© Reuters. FILE PHOTO A customer fills up their car at the Beverly Boulevard Mobil station, West Hollywood, California. March 10, 2022. Picture taken March 10, 2022. REUTERS/Bing Gaan
By Laura Sanicola
(Reuters] – The price of gasoline in the United States averaged over $5 per gallon Saturday for the first ever time, according to data from AAA. It is extending a spike in fuel costs which is driving higher inflation.
AAA data revealed that the national average cost of regular unleaded gasoline rose to $5.004 per gallon, from $4.986 one day earlier.
With midterm elections in November, President Joe Biden’s high gas prices will cause problems for congressional Democrats.
Biden used many levers to reduce prices. This included a record-breaking release of U.S. strategic reserve barrels, waivers on production rules and relying on major OPEC nations to increase output.
However, fuel prices are still rising around the globe due to rebounding demand and sanctions against Russia following its invasion of Ukraine.
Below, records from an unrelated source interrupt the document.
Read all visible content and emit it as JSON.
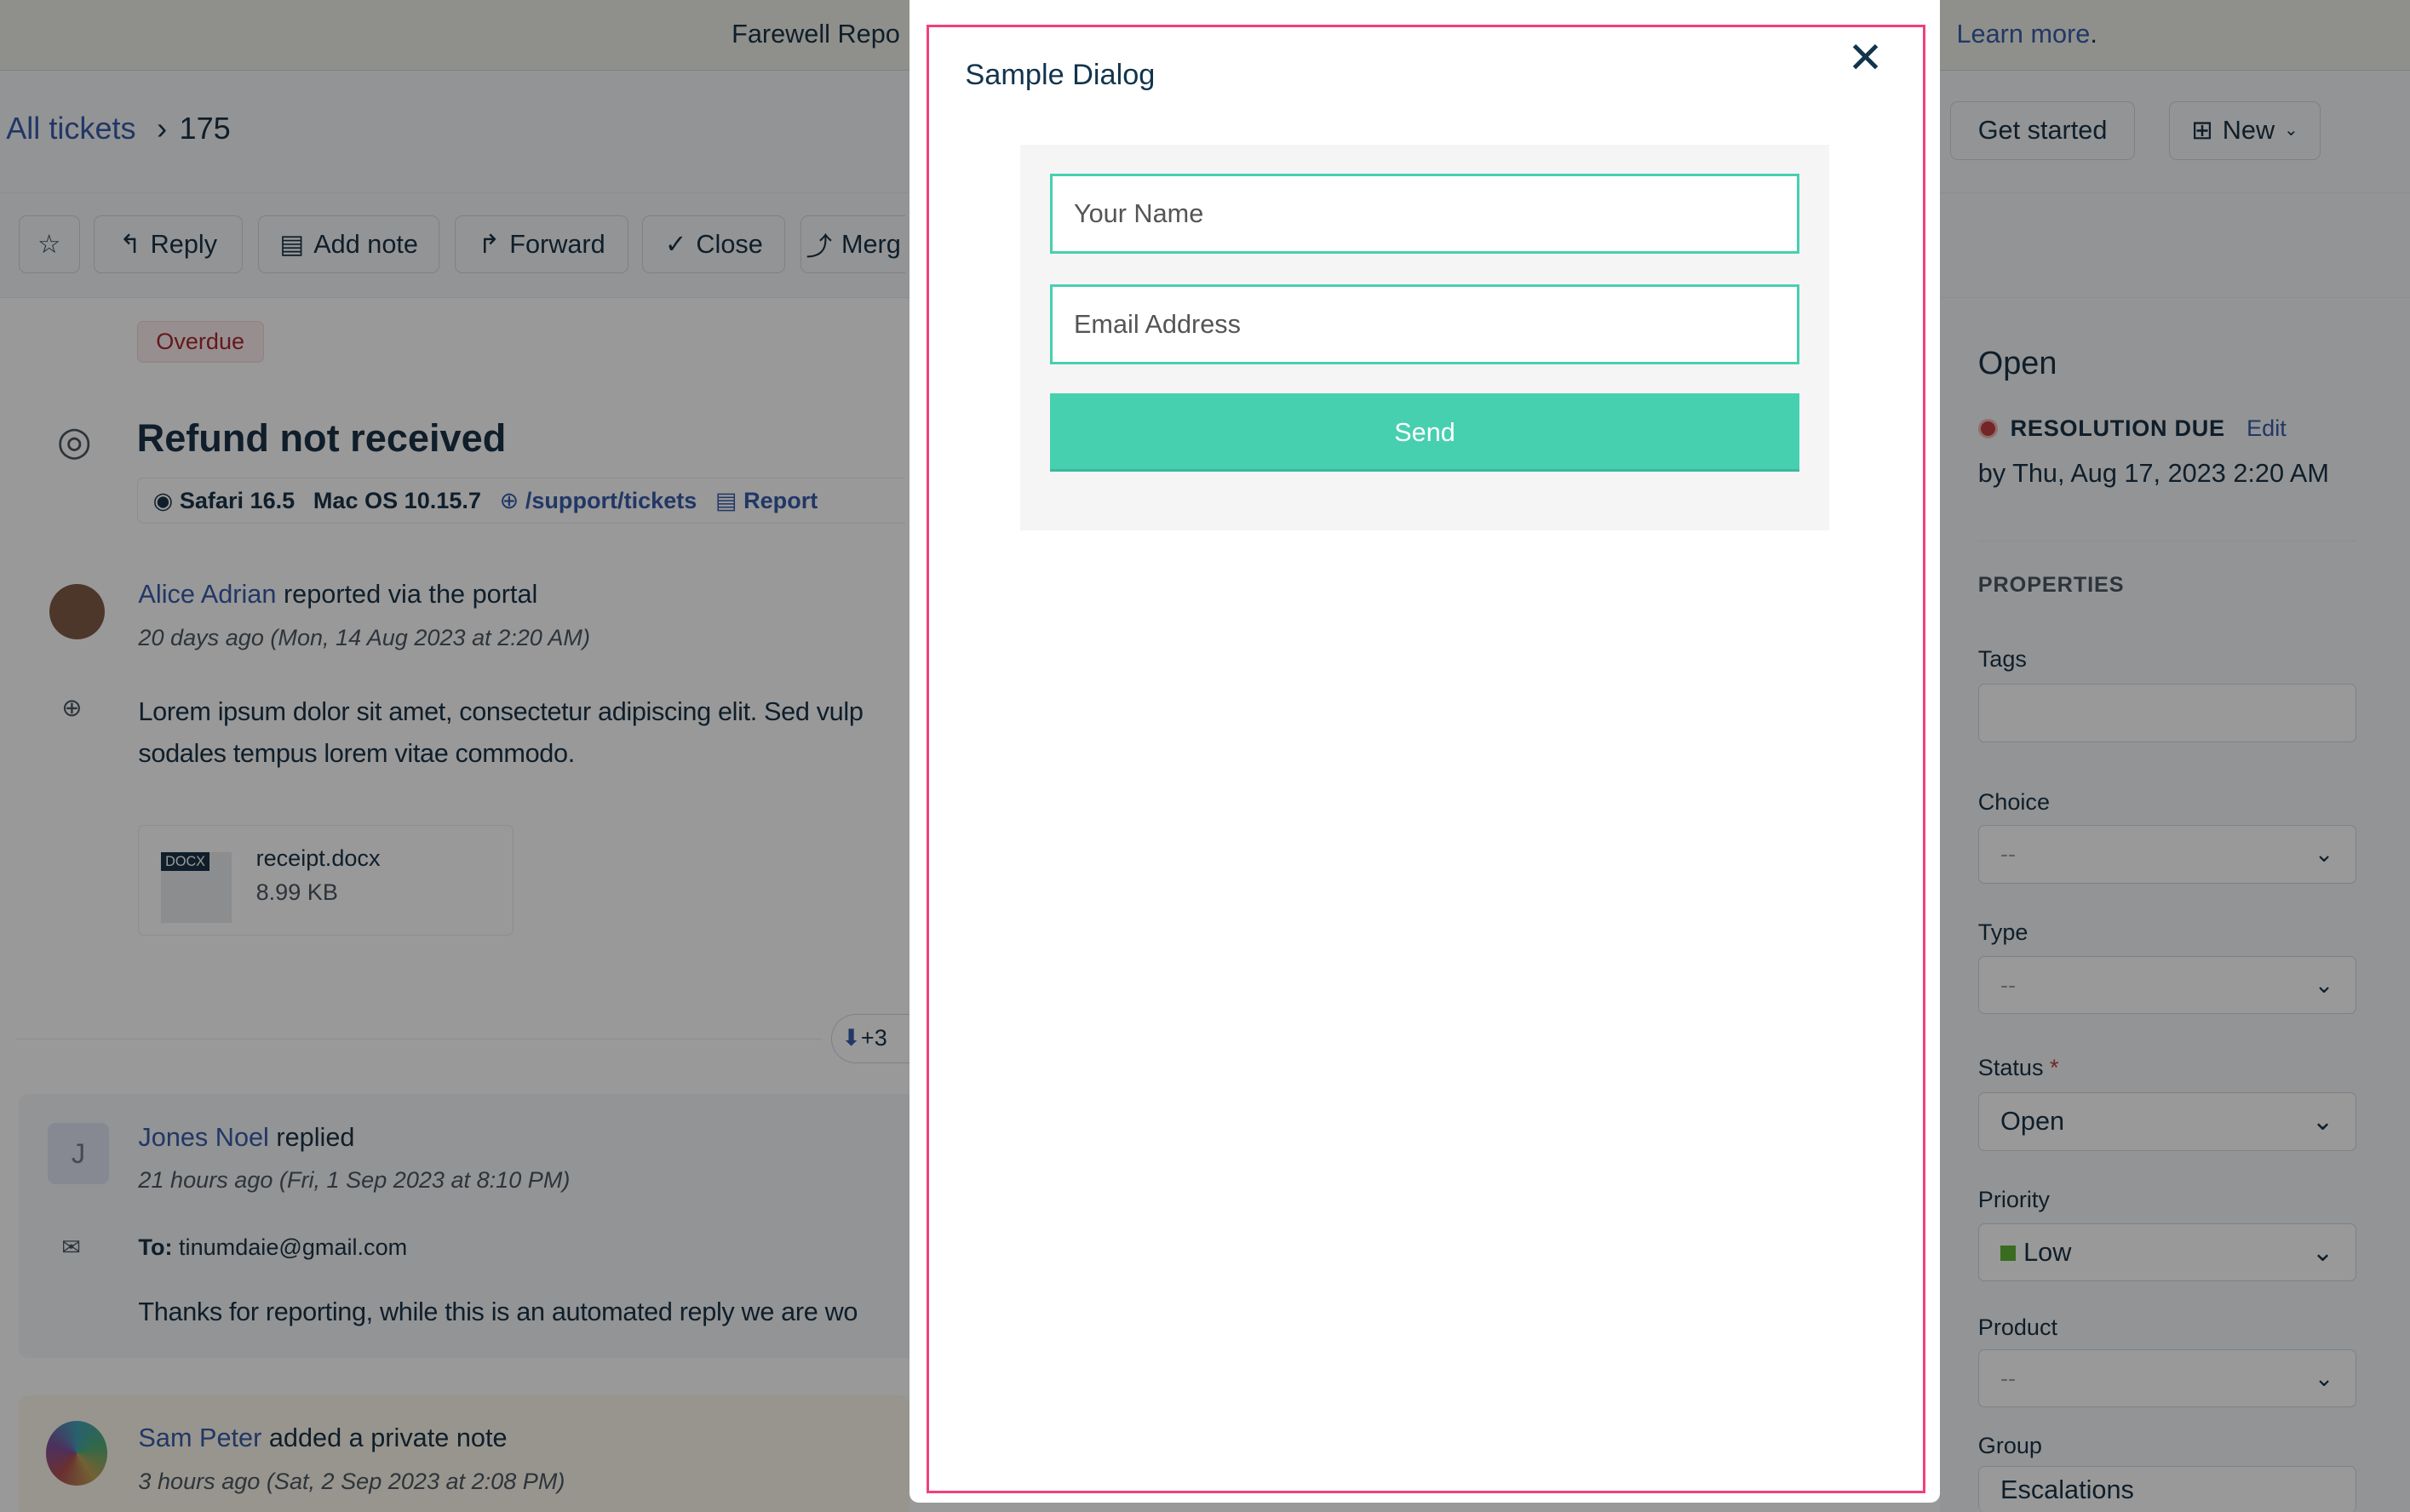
{
  "banner": {
    "text": "Farewell Repo",
    "link": "Learn more",
    "suffix": "."
  },
  "breadcrumb": {
    "root": "All tickets",
    "separator": "›",
    "current": "175"
  },
  "header_actions": {
    "get_started": "Get started",
    "new": "New"
  },
  "toolbar": {
    "reply": "Reply",
    "add_note": "Add note",
    "forward": "Forward",
    "close": "Close",
    "merge": "Merg"
  },
  "ticket": {
    "badge": "Overdue",
    "title": "Refund not received",
    "meta": [
      {
        "icon": "safari-icon",
        "text": "Safari 16.5"
      },
      {
        "icon": "apple-icon",
        "text": "Mac OS 10.15.7"
      },
      {
        "icon": "globe-icon",
        "text": "/support/tickets"
      },
      {
        "icon": "report-icon",
        "text": "Report"
      }
    ]
  },
  "messages": [
    {
      "author": "Alice Adrian",
      "action": "reported via the portal",
      "time": "20 days ago (Mon, 14 Aug 2023 at 2:20 AM)",
      "body": "Lorem ipsum dolor sit amet, consectetur adipiscing elit. Sed vulp",
      "body2": "sodales tempus lorem vitae commodo.",
      "attachment": {
        "badge": "DOCX",
        "name": "receipt.docx",
        "size": "8.99 KB"
      }
    },
    {
      "author": "Jones Noel",
      "initial": "J",
      "action": "replied",
      "time": "21 hours ago (Fri, 1 Sep 2023 at 8:10 PM)",
      "to_label": "To:",
      "to": "tinumdaie@gmail.com",
      "body": "Thanks for reporting, while this is an automated reply we are wo"
    },
    {
      "author": "Sam Peter",
      "action": "added a private note",
      "time": "3 hours ago (Sat, 2 Sep 2023 at 2:08 PM)"
    }
  ],
  "expand": {
    "count": "+3"
  },
  "sidebar": {
    "status": "Open",
    "due_label": "RESOLUTION DUE",
    "edit": "Edit",
    "due": "by Thu, Aug 17, 2023 2:20 AM",
    "properties": "PROPERTIES",
    "fields": {
      "tags": "Tags",
      "choice": "Choice",
      "choice_val": "--",
      "type": "Type",
      "type_val": "--",
      "status": "Status",
      "status_val": "Open",
      "priority": "Priority",
      "priority_val": "Low",
      "product": "Product",
      "product_val": "--",
      "group": "Group",
      "group_val": "Escalations"
    }
  },
  "dialog": {
    "title": "Sample Dialog",
    "name_placeholder": "Your Name",
    "email_placeholder": "Email Address",
    "send": "Send",
    "accent": "#47d0b0"
  }
}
DEMAND DESTRUCTIONU.S. However, road travel remains strong and is only slightly below levels pre-pandemic.
However, economists predict that the demand for oil will start to fall if it remains above $5/barrel for a prolonged period.
Reid L’Anson senior economist, Kpler said that the $5 level was where there could be very heavy gasoline demand destruction.
Inflation adjusted, U.S. gasoline is still an average of 8% below the June 2008 highs at $5.41/gallon according to U.S. Energy Department statistics.
Consumer spending has been resilient, despite the fact that inflation is at its highest in four decades. This has been aided by a strong job market and household balance sheets being strengthened by programs of pandemic relief.
The U.S. Energy Information Administration reported that gasoline product supply, which is a proxy of demand, reached 9.2 million barrels/day last week. It was broadly consistent with seasonal averages over five years.
High prices for drivers are a result of record profits by major oil and gas companies. Shell (LON) recorded a record quarter for May. Chevron Corp (NYSE -) and BP, (NYSE -) both posted their highest figures in a decade.
There are also other majors like Exxon Mobil TotalEnergies (NYSE:) reported solid figures, which have prompted share repurchases as well as dividend investments.
Numerous companies have said they will avoid excessive investment to boost output due to investors’ desires to hold the line on spending, rather than respond to $100-plus barrel prices that have persisted for months.
Refiners are struggling to replenish inventories that have declined, particularly on the U.S. East Coast. This is due to exports to Europe, where Russian oil has been withdrawn.
Refiners currently use 94% of their capacities, however, overall U.S. refinery capacity has dropped, with at most five oil-processing facilities closing during the pandemic.
An analysis revealed that this has resulted in the United States being structurally under-refined for the first times in many decades.